United States v. González-Pérez, 778 F.3d 3 (1st Cir. 2015); United States v. Diaz-Castro, 752 F.3d 101 (1st Cir. 2014); United States v. Delgado-Marrero, 744 F.3d 167 (1st Cir. 2014); United States v. Díaz-Maldonado,
727 F.3d 130 (1st Cir. 2013).
Navedo-Ramirez appeals, arguing that the district court committed various evidentiary errors. She also argues that the court should have granted her a downward variance in sentencing, alleging, incorrectly, that the government engaged in sentencing factor manipulation. We affirm her conviction and sentence.
In 2008, the FBI began Operation Guard Shack, aimed at combating corruption in the PRPD. The FBI recruited PRPD officers to work as confidential informants, and the informants invited PRPD officers whom they suspected of corruption to provide armed protection at sham drug transactions staged by the FBI.
Diaz-Castro, 752 F.3d at 104. The informants often encouraged the officers to recruit other officers into the scheme. See, e.g., id. at 104-05;
Díaz-Maldonado, 727 F.3d at 134-35.

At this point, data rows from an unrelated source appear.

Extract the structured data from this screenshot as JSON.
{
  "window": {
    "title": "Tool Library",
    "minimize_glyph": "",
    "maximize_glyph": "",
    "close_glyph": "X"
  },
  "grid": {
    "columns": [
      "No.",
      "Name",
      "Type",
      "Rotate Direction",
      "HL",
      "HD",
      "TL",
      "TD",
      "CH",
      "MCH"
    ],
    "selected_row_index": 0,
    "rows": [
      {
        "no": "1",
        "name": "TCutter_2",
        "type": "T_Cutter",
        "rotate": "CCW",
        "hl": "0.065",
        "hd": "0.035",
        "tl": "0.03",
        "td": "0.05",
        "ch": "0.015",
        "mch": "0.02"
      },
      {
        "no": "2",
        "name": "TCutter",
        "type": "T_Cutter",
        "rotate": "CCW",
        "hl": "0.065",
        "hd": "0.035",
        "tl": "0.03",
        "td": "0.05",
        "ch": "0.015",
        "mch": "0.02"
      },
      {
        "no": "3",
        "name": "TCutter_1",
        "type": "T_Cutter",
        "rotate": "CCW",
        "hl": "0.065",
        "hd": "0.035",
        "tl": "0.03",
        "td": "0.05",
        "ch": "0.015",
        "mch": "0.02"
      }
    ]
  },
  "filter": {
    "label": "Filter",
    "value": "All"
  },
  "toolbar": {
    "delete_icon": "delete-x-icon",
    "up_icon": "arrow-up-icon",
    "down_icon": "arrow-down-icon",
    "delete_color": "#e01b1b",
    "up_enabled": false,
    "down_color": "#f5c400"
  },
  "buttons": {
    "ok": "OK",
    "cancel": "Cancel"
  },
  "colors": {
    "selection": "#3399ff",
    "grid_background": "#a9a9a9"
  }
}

On April 9, 2010, Wendell Rivera-Ruperto, a former romantic partner of Navedo-Ramirez, provided security services for one of the sham drug transactions at an apartment complex in the Isla Verde sector of San Juan, Puerto Rico. Rivera-Ruperto was informed that if he wanted to continue providing security for the drug deals, he would need to recruit an additional police officer to participate. He
stated that his wife was a police officer and could accompany him to the next transaction. Later events showed that Rivera-Ruperto, who was unmarried, was referring to Navedo-Ramirez, his ex-girlfriend, who did come with him to the next transaction.
Five days later, on April 14, 2010, Rivera-Ruperto and Navedo-Ramirez arrived at the supposed drug transaction at the apartment complex. Both were armed. According to a videotape of the transaction, which was played for the jury, and to the testimony of one of the undercover agents who participated in the transaction, Navedo-Ramirez chatted amicably and laughed with the agents, observed the entirety of the transaction, and escorted the " buyer" of the sham drugs to the door after it was completed. She showed no reluctance to be involved. The undercover officers paid her $2,000 for her services. The agent testified that, after he paid ...